During the building boom of 1885, the former convict Officers' Quarters and Military Barracks was selected the site of the new Brisbane Treasury Building. The military moved from the existing buildings and they were occupied by the Registrar-General, Treasury and Engineer of Harbours in 1864. The Registrar-General’s single-storeyed building was erected on the corner of George and Queen Streets In 1874.
In 1883 the colonial government decided to construct new public offices on Treasury Square and the Queensland Government stated it was anxious to get as perfect a design as possible and offered prizes for the three best designs. Architects from the various colonies submitted plans for the proposed building.
In 1883 a design competition for a two-storeyed building was won by Melbourne architects Grainger and D'Ebro. However this design was never used as the Queensland Colonial Architect, John James Clark, argued that the site warranted a four-storeyed complex. Clark's own design, entered in the competition prior to his appointment, was used.
Liverpool trained architect John James Clark, who designed the Yungaba Immigration Depot, was the chosen design of one of the then largest public buildings in Australia. The design can be described as Classical Revival style, with facades having a mix of Ionic, Doric and Corinthian columns. Italian Renaissance style colonnades protected the interior from direct sunlight and rain.
Three stages of construction went into the completed treasury building, starting with the William Street frontage. Planning for the first stage of the Treasury Building, which fronted William Street and the Brisbane River and was completed by the middle of 1885, and the site prepared. Tenders were called in April 1886, and Sydney builders Phippard Bros & Co. were successful with a price of £94,697/10/- and completed this section in 1889.

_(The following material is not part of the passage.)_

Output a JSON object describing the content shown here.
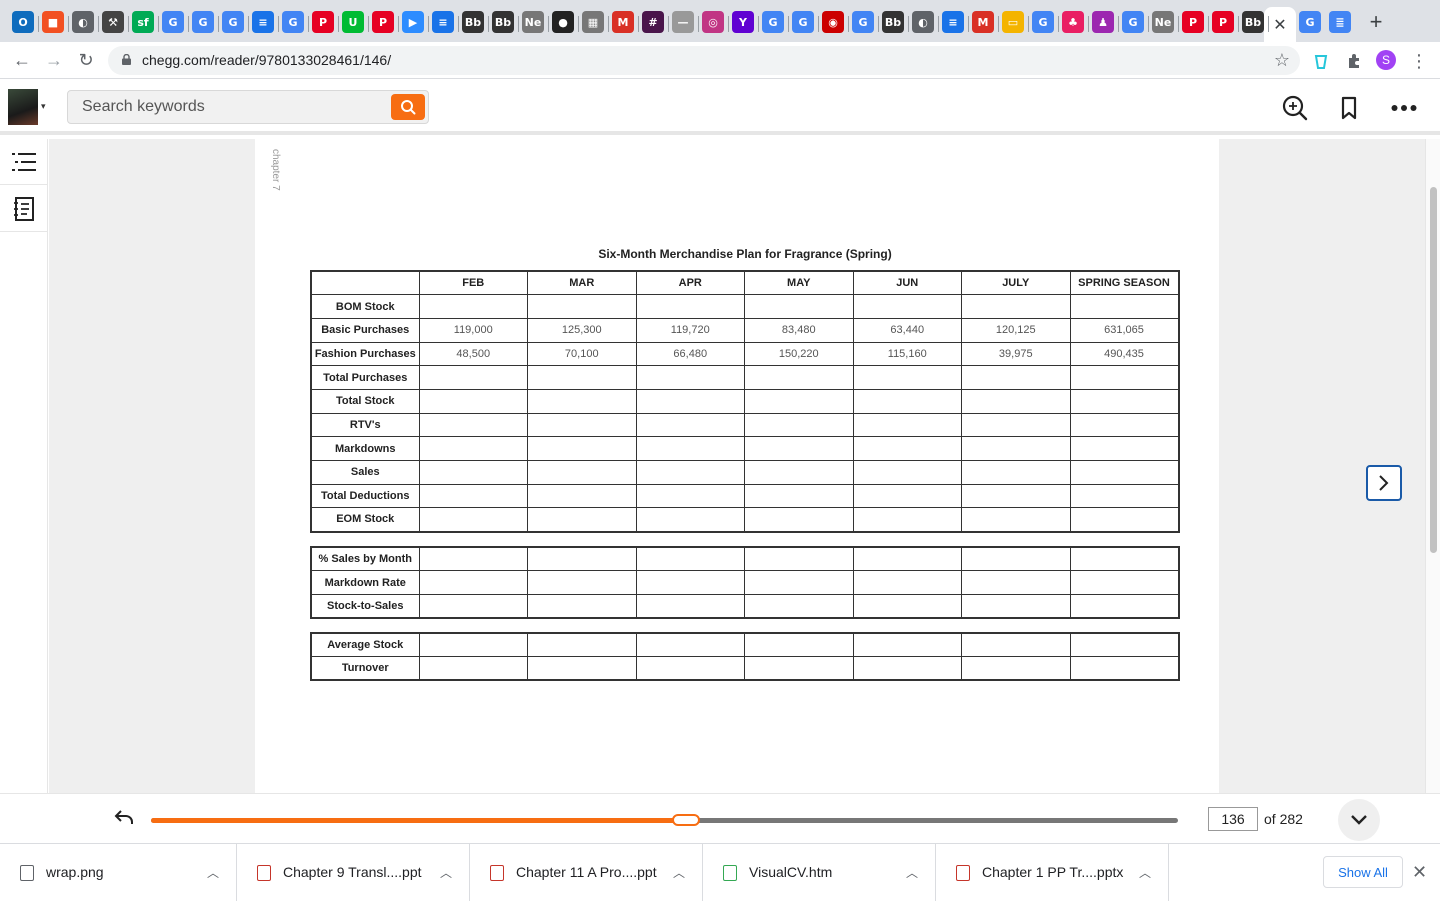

This was the new centre of government administration in Queensland was occupied by the Premier, Colonial Secretary, Registrar-General, Treasury, Mines, Works, Police and Auditor-General. It was home to the Cabinet and frequently to the Executive Council from late 1889 to 1905. To protect the valuable records, the Registrar-General’s office was fire proofed.
When first stage of the imposing Brisbane Treasury Building was completed it met with the satisfaction of the Government. Clarke's reputation increased and he eventually was lured to work in Melbourne and never returned to Brisbane.
Stage two completed the Elizabeth Street section and continued two-thirds of the way along the George Street.
Documentation and working drawings were prepared by Thomas Pye, employed to supervise the project and tenders called in April 1890. The principal contract was let to builder John Jude of Adelaide, with a contract price of £67,000.
Completed in February 1893, the new wing was occupied in the middle of that year by the Registrar of Titles, Justice, Works, and Public Instruction. The State Savings Bank had a purpose-built banking chamber included in the design. The courtyard was landscaped with grass oval surrounded by a carriageway. Serving as a symbol of self-government it was the focus for celebratory displays including the 1901 proclamation of the Australian Commonwealth.
The construction elsewhere of new offices for the Department of Agriculture and the Executive Building provided additional government accommodation and work on the third stage was not started until 1922. The Registrar-General's building was demolished late 1922 and construction of the George and Queen Street facade commenced in 1923. The front elevation differed slightly from Clark's original concept.
Structurally it was a 1920s building in internal materials and fittings. Completed, occupied and opened officially in 1928 at a final cost of £137,817, it provided expansive space for the Treasury Building tenants.
The base of Treasury Building Brisbane, is constructed from Brisbane tuff and Queensland sandstone quarried at Helidon, Highfield and Lockyer completed the four floors and the facades above. A photograph of a model of the completed Treasury building incorporates a tower which was never completed.
After 40 years after its completion, the exterior needed cleaning and restoration. Restoration work included marble steps to the main Queen Street entrance and repairs to the stonework and re-pointing. Demand for further accommodation In the 1950s, led to the construction in 1961 of a five-storeyed annex in the courtyard.
The Treasury Building Brisbane became outmoded as suitable office accommodation and in 1971 the Treasury and Works Departments moved to the new Executive Building at 100 George Street. A Government proposal in the 1990s to convert the building into a Casino met with some objection. Conversion of this magnificent building into the Brisbane casino has ensured that Clarke's creation and Brisbane's most imposing building has been saved for posterity without the need to spend Government money on its restoration.